==== Data provided

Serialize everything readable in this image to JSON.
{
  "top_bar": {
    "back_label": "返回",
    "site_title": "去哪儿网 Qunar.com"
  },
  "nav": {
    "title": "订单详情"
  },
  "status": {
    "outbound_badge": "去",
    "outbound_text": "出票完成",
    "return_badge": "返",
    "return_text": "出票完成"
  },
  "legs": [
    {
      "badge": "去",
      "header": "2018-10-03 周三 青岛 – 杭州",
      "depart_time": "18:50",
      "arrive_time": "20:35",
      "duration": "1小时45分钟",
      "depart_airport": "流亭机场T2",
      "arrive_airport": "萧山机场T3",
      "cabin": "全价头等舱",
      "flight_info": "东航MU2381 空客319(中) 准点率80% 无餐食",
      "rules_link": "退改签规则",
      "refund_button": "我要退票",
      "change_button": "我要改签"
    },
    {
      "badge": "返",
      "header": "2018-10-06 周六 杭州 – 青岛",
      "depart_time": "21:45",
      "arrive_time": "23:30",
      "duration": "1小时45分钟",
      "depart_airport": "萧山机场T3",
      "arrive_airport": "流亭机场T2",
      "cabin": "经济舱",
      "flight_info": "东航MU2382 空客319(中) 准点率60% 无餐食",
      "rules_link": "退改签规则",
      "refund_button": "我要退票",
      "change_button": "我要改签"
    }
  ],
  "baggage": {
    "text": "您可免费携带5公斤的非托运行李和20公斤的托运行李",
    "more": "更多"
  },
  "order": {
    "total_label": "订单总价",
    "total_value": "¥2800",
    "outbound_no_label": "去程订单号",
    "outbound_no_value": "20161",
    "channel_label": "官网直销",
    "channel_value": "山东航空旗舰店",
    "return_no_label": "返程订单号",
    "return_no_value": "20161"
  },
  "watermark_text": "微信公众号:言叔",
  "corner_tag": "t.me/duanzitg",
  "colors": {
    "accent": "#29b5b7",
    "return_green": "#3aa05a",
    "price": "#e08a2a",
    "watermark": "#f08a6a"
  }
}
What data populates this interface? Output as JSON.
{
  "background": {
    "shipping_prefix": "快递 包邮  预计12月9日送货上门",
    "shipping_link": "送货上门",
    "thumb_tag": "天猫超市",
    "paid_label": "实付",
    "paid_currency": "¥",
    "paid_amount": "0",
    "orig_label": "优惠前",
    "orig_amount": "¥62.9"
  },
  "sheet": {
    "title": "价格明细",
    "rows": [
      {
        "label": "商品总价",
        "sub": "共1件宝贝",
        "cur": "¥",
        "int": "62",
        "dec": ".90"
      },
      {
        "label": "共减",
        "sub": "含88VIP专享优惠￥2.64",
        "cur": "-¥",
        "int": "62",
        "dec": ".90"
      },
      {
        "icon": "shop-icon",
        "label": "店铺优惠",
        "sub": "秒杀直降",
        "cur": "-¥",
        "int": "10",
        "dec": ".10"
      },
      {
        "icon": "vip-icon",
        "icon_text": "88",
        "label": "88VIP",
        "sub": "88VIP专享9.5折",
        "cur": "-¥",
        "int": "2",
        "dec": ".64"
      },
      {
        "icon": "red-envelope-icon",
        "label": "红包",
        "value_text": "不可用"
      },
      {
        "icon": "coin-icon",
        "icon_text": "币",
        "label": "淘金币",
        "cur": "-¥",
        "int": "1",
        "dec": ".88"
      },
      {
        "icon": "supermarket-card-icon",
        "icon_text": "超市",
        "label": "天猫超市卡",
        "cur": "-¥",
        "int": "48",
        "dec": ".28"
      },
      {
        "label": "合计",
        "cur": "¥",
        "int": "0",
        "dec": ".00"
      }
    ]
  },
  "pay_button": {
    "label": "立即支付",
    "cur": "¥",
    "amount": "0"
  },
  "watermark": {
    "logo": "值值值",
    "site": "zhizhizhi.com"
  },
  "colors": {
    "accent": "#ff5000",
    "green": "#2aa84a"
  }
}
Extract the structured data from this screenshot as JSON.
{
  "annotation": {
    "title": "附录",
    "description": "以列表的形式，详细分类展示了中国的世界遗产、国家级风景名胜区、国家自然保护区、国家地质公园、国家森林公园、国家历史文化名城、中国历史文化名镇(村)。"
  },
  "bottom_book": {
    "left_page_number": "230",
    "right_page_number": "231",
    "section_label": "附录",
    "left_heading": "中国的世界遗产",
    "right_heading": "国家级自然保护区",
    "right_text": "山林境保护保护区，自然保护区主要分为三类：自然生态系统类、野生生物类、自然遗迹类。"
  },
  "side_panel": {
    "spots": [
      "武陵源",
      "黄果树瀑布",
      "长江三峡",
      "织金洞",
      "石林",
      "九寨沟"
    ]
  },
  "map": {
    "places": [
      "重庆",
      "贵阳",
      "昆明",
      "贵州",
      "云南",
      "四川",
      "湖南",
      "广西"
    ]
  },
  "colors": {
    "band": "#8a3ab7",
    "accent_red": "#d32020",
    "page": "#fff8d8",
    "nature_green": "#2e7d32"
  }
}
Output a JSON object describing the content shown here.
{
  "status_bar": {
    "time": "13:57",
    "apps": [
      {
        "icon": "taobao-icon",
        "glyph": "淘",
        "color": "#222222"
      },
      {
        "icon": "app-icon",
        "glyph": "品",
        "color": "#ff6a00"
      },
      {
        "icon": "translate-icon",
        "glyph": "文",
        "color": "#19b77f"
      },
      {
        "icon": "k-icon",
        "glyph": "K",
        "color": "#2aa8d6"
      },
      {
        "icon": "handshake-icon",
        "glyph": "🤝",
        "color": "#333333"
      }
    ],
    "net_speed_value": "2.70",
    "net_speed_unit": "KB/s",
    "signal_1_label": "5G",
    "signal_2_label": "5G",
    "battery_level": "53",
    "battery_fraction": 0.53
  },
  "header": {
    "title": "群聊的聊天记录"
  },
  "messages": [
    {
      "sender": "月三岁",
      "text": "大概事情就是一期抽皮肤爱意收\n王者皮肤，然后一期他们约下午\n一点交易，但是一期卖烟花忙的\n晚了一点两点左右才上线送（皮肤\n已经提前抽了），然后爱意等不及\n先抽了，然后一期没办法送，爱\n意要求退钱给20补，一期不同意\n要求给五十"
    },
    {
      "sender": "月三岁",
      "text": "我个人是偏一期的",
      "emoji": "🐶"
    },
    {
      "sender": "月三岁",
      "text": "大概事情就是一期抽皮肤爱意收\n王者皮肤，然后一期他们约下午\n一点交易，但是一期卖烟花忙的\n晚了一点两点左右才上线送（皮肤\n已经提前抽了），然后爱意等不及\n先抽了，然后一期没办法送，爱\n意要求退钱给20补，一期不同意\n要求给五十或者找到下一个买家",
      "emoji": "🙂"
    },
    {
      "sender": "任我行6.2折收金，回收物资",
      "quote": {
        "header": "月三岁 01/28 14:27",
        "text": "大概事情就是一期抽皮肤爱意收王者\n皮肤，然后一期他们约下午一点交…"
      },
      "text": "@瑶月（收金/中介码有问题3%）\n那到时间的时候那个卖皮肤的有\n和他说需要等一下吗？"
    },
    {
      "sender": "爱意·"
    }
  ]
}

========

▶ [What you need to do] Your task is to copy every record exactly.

▶ [Your response]
Serialize everything readable in this image to JSON.
{
  "top_bar": {
    "back_label": "返回",
    "site_title": "去哪儿网 Qunar.com"
  },
  "nav": {
    "title": "订单详情"
  },
  "status": {
    "outbound_badge": "去",
    "outbound_text": "出票完成",
    "return_badge": "返",
    "return_text": "出票完成"
  },
  "legs": [
    {
      "badge": "去",
      "header": "2018-10-03 周三 青岛 – 杭州",
      "depart_time": "18:50",
      "arrive_time": "20:35",
      "duration": "1小时45分钟",
      "depart_airport": "流亭机场T2",
      "arrive_airport": "萧山机场T3",
      "cabin": "全价头等舱",
      "flight_info": "东航MU2381 空客319(中) 准点率80% 无餐食",
      "rules_link": "退改签规则",
      "refund_button": "我要退票",
      "change_button": "我要改签"
    },
    {
      "badge": "返",
      "header": "2018-10-06 周六 杭州 – 青岛",
      "depart_time": "21:45",
      "arrive_time": "23:30",
      "duration": "1小时45分钟",
      "depart_airport": "萧山机场T3",
      "arrive_airport": "流亭机场T2",
      "cabin": "经济舱",
      "flight_info": "东航MU2382 空客319(中) 准点率60% 无餐食",
      "rules_link": "退改签规则",
      "refund_button": "我要退票",
      "change_button": "我要改签"
    }
  ],
  "baggage": {
    "text": "您可免费携带5公斤的非托运行李和20公斤的托运行李",
    "more": "更多"
  },
  "order": {
    "total_label": "订单总价",
    "total_value": "¥2800",
    "outbound_no_label": "去程订单号",
    "outbound_no_value": "20161",
    "channel_label": "官网直销",
    "channel_value": "山东航空旗舰店",
    "return_no_label": "返程订单号",
    "return_no_value": "20161"
  },
  "watermark_text": "微信公众号:言叔",
  "corner_tag": "t.me/duanzitg",
  "colors": {
    "accent": "#29b5b7",
    "return_green": "#3aa05a",
    "price": "#e08a2a",
    "watermark": "#f08a6a"
  }
}
What data populates this interface? Output as JSON.
{
  "background": {
    "shipping_prefix": "快递 包邮  预计12月9日送货上门",
    "shipping_link": "送货上门",
    "thumb_tag": "天猫超市",
    "paid_label": "实付",
    "paid_currency": "¥",
    "paid_amount": "0",
    "orig_label": "优惠前",
    "orig_amount": "¥62.9"
  },
  "sheet": {
    "title": "价格明细",
    "rows": [
      {
        "label": "商品总价",
        "sub": "共1件宝贝",
        "cur": "¥",
        "int": "62",
        "dec": ".90"
      },
      {
        "label": "共减",
        "sub": "含88VIP专享优惠￥2.64",
        "cur": "-¥",
        "int": "62",
        "dec": ".90"
      },
      {
        "icon": "shop-icon",
        "label": "店铺优惠",
        "sub": "秒杀直降",
        "cur": "-¥",
        "int": "10",
        "dec": ".10"
      },
      {
        "icon": "vip-icon",
        "icon_text": "88",
        "label": "88VIP",
        "sub": "88VIP专享9.5折",
        "cur": "-¥",
        "int": "2",
        "dec": ".64"
      },
      {
        "icon": "red-envelope-icon",
        "label": "红包",
        "value_text": "不可用"
      },
      {
        "icon": "coin-icon",
        "icon_text": "币",
        "label": "淘金币",
        "cur": "-¥",
        "int": "1",
        "dec": ".88"
      },
      {
        "icon": "supermarket-card-icon",
        "icon_text": "超市",
        "label": "天猫超市卡",
        "cur": "-¥",
        "int": "48",
        "dec": ".28"
      },
      {
        "label": "合计",
        "cur": "¥",
        "int": "0",
        "dec": ".00"
      }
    ]
  },
  "pay_button": {
    "label": "立即支付",
    "cur": "¥",
    "amount": "0"
  },
  "watermark": {
    "logo": "值值值",
    "site": "zhizhizhi.com"
  },
  "colors": {
    "accent": "#ff5000",
    "green": "#2aa84a"
  }
}
Extract the structured data from this screenshot as JSON.
{
  "annotation": {
    "title": "附录",
    "description": "以列表的形式，详细分类展示了中国的世界遗产、国家级风景名胜区、国家自然保护区、国家地质公园、国家森林公园、国家历史文化名城、中国历史文化名镇(村)。"
  },
  "bottom_book": {
    "left_page_number": "230",
    "right_page_number": "231",
    "section_label": "附录",
    "left_heading": "中国的世界遗产",
    "right_heading": "国家级自然保护区",
    "right_text": "山林境保护保护区，自然保护区主要分为三类：自然生态系统类、野生生物类、自然遗迹类。"
  },
  "side_panel": {
    "spots": [
      "武陵源",
      "黄果树瀑布",
      "长江三峡",
      "织金洞",
      "石林",
      "九寨沟"
    ]
  },
  "map": {
    "places": [
      "重庆",
      "贵阳",
      "昆明",
      "贵州",
      "云南",
      "四川",
      "湖南",
      "广西"
    ]
  },
  "colors": {
    "band": "#8a3ab7",
    "accent_red": "#d32020",
    "page": "#fff8d8",
    "nature_green": "#2e7d32"
  }
}
Output a JSON object describing the content shown here.
{
  "status_bar": {
    "time": "13:57",
    "apps": [
      {
        "icon": "taobao-icon",
        "glyph": "淘",
        "color": "#222222"
      },
      {
        "icon": "app-icon",
        "glyph": "品",
        "color": "#ff6a00"
      },
      {
        "icon": "translate-icon",
        "glyph": "文",
        "color": "#19b77f"
      },
      {
        "icon": "k-icon",
        "glyph": "K",
        "color": "#2aa8d6"
      },
      {
        "icon": "handshake-icon",
        "glyph": "🤝",
        "color": "#333333"
      }
    ],
    "net_speed_value": "2.70",
    "net_speed_unit": "KB/s",
    "signal_1_label": "5G",
    "signal_2_label": "5G",
    "battery_level": "53",
    "battery_fraction": 0.53
  },
  "header": {
    "title": "群聊的聊天记录"
  },
  "messages": [
    {
      "sender": "月三岁",
      "text": "大概事情就是一期抽皮肤爱意收\n王者皮肤，然后一期他们约下午\n一点交易，但是一期卖烟花忙的\n晚了一点两点左右才上线送（皮肤\n已经提前抽了），然后爱意等不及\n先抽了，然后一期没办法送，爱\n意要求退钱给20补，一期不同意\n要求给五十"
    },
    {
      "sender": "月三岁",
      "text": "我个人是偏一期的",
      "emoji": "🐶"
    },
    {
      "sender": "月三岁",
      "text": "大概事情就是一期抽皮肤爱意收\n王者皮肤，然后一期他们约下午\n一点交易，但是一期卖烟花忙的\n晚了一点两点左右才上线送（皮肤\n已经提前抽了），然后爱意等不及\n先抽了，然后一期没办法送，爱\n意要求退钱给20补，一期不同意\n要求给五十或者找到下一个买家",
      "emoji": "🙂"
    },
    {
      "sender": "任我行6.2折收金，回收物资",
      "quote": {
        "header": "月三岁 01/28 14:27",
        "text": "大概事情就是一期抽皮肤爱意收王者\n皮肤，然后一期他们约下午一点交…"
      },
      "text": "@瑶月（收金/中介码有问题3%）\n那到时间的时候那个卖皮肤的有\n和他说需要等一下吗？"
    },
    {
      "sender": "爱意·"
    }
  ]
}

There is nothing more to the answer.